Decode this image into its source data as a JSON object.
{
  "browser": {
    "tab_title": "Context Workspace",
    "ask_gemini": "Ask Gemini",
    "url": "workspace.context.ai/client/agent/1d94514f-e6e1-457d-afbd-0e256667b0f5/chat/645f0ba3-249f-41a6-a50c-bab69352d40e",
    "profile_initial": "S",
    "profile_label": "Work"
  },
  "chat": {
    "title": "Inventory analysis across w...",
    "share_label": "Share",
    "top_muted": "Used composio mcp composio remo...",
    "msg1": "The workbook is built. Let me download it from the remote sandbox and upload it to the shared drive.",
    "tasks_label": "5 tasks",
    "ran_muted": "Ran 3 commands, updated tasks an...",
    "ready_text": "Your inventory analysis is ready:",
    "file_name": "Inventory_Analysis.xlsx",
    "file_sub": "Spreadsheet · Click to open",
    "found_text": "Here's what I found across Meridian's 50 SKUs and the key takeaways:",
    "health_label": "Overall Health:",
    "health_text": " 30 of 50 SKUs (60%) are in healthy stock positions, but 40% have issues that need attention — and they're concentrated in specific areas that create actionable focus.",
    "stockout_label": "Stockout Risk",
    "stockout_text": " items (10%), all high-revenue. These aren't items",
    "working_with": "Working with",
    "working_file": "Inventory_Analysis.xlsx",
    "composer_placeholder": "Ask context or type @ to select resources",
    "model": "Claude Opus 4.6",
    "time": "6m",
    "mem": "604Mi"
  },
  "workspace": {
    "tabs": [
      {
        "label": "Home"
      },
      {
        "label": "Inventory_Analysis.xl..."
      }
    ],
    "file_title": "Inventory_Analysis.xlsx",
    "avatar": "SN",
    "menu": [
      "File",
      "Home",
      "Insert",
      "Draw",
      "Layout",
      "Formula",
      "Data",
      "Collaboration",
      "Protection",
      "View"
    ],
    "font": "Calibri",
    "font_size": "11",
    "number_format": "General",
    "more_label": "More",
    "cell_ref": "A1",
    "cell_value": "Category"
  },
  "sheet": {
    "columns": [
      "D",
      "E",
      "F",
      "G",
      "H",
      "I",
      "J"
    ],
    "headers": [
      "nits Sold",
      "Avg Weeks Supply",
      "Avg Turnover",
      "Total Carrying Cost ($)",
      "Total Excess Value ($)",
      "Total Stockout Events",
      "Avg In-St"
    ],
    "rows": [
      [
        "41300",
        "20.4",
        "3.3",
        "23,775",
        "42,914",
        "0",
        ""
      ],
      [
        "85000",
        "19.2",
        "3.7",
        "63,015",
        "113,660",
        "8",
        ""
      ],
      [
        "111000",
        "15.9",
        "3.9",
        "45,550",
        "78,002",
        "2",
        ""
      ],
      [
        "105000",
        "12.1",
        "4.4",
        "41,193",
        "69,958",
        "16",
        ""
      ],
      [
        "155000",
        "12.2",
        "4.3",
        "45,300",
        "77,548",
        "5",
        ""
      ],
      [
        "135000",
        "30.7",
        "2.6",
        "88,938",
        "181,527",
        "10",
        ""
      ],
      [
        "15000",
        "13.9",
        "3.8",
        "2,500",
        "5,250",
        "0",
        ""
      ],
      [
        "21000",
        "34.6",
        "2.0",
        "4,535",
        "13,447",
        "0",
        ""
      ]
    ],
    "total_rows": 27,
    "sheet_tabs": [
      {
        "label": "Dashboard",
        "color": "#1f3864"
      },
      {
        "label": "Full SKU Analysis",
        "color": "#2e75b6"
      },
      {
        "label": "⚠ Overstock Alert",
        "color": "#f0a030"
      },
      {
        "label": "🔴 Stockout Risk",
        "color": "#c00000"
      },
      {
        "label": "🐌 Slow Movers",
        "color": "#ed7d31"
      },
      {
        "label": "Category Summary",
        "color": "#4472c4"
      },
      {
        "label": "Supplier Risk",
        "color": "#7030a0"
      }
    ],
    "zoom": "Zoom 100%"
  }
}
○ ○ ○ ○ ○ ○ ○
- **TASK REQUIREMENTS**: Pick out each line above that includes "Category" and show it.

- **ANSWER TO THIS TASK**:
    "cell_value": "Category"
        "label": "Category Summary",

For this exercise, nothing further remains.